▶ [DATA TO USE]:

• • • •

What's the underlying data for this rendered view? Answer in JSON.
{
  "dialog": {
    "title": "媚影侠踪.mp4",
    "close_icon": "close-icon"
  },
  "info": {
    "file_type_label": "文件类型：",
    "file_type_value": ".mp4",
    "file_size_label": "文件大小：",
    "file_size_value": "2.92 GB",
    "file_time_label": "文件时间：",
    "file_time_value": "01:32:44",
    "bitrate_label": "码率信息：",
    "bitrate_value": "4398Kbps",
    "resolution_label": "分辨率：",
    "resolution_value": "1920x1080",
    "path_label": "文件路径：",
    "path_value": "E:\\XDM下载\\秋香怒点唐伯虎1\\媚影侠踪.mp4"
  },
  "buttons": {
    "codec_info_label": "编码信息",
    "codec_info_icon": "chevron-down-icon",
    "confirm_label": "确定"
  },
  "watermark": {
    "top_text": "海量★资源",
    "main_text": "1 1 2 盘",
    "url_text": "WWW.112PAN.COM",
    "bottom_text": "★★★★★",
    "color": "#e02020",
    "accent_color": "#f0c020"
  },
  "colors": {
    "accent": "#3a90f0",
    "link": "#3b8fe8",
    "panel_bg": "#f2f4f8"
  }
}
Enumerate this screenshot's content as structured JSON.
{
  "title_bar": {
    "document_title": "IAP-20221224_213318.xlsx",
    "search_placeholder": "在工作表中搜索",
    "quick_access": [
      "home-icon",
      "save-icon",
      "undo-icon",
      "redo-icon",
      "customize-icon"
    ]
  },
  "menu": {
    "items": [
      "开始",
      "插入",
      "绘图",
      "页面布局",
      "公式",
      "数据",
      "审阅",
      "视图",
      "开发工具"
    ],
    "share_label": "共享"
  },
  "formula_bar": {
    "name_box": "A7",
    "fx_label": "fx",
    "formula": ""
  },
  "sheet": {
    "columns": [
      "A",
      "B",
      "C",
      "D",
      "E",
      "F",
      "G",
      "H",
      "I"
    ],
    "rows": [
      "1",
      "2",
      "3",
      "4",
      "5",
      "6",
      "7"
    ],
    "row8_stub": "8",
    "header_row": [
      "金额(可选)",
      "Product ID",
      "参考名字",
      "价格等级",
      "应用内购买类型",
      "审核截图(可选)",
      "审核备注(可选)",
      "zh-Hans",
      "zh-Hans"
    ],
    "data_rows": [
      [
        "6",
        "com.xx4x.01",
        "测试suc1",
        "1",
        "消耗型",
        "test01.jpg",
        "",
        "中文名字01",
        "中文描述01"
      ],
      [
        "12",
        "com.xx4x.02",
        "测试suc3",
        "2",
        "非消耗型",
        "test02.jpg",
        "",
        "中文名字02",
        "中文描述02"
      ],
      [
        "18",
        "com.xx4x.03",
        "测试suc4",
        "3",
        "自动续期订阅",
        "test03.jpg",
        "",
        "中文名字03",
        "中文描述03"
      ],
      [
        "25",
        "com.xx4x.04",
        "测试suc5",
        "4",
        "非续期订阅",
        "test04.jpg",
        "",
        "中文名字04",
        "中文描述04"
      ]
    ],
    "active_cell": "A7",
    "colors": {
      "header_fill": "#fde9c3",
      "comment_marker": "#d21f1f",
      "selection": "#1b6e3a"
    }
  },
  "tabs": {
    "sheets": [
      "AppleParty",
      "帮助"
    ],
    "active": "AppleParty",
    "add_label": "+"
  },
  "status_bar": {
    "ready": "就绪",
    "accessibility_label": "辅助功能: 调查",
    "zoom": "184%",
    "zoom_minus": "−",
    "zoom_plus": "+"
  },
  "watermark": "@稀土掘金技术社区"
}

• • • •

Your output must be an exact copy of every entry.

▶ [SOLUTION FOR THIS PROBLEM]:
What's the underlying data for this rendered view? Answer in JSON.
{
  "dialog": {
    "title": "媚影侠踪.mp4",
    "close_icon": "close-icon"
  },
  "info": {
    "file_type_label": "文件类型：",
    "file_type_value": ".mp4",
    "file_size_label": "文件大小：",
    "file_size_value": "2.92 GB",
    "file_time_label": "文件时间：",
    "file_time_value": "01:32:44",
    "bitrate_label": "码率信息：",
    "bitrate_value": "4398Kbps",
    "resolution_label": "分辨率：",
    "resolution_value": "1920x1080",
    "path_label": "文件路径：",
    "path_value": "E:\\XDM下载\\秋香怒点唐伯虎1\\媚影侠踪.mp4"
  },
  "buttons": {
    "codec_info_label": "编码信息",
    "codec_info_icon": "chevron-down-icon",
    "confirm_label": "确定"
  },
  "watermark": {
    "top_text": "海量★资源",
    "main_text": "1 1 2 盘",
    "url_text": "WWW.112PAN.COM",
    "bottom_text": "★★★★★",
    "color": "#e02020",
    "accent_color": "#f0c020"
  },
  "colors": {
    "accent": "#3a90f0",
    "link": "#3b8fe8",
    "panel_bg": "#f2f4f8"
  }
}
Enumerate this screenshot's content as structured JSON.
{
  "title_bar": {
    "document_title": "IAP-20221224_213318.xlsx",
    "search_placeholder": "在工作表中搜索",
    "quick_access": [
      "home-icon",
      "save-icon",
      "undo-icon",
      "redo-icon",
      "customize-icon"
    ]
  },
  "menu": {
    "items": [
      "开始",
      "插入",
      "绘图",
      "页面布局",
      "公式",
      "数据",
      "审阅",
      "视图",
      "开发工具"
    ],
    "share_label": "共享"
  },
  "formula_bar": {
    "name_box": "A7",
    "fx_label": "fx",
    "formula": ""
  },
  "sheet": {
    "columns": [
      "A",
      "B",
      "C",
      "D",
      "E",
      "F",
      "G",
      "H",
      "I"
    ],
    "rows": [
      "1",
      "2",
      "3",
      "4",
      "5",
      "6",
      "7"
    ],
    "row8_stub": "8",
    "header_row": [
      "金额(可选)",
      "Product ID",
      "参考名字",
      "价格等级",
      "应用内购买类型",
      "审核截图(可选)",
      "审核备注(可选)",
      "zh-Hans",
      "zh-Hans"
    ],
    "data_rows": [
      [
        "6",
        "com.xx4x.01",
        "测试suc1",
        "1",
        "消耗型",
        "test01.jpg",
        "",
        "中文名字01",
        "中文描述01"
      ],
      [
        "12",
        "com.xx4x.02",
        "测试suc3",
        "2",
        "非消耗型",
        "test02.jpg",
        "",
        "中文名字02",
        "中文描述02"
      ],
      [
        "18",
        "com.xx4x.03",
        "测试suc4",
        "3",
        "自动续期订阅",
        "test03.jpg",
        "",
        "中文名字03",
        "中文描述03"
      ],
      [
        "25",
        "com.xx4x.04",
        "测试suc5",
        "4",
        "非续期订阅",
        "test04.jpg",
        "",
        "中文名字04",
        "中文描述04"
      ]
    ],
    "active_cell": "A7",
    "colors": {
      "header_fill": "#fde9c3",
      "comment_marker": "#d21f1f",
      "selection": "#1b6e3a"
    }
  },
  "tabs": {
    "sheets": [
      "AppleParty",
      "帮助"
    ],
    "active": "AppleParty",
    "add_label": "+"
  },
  "status_bar": {
    "ready": "就绪",
    "accessibility_label": "辅助功能: 调查",
    "zoom": "184%",
    "zoom_minus": "−",
    "zoom_plus": "+"
  },
  "watermark": "@稀土掘金技术社区"
}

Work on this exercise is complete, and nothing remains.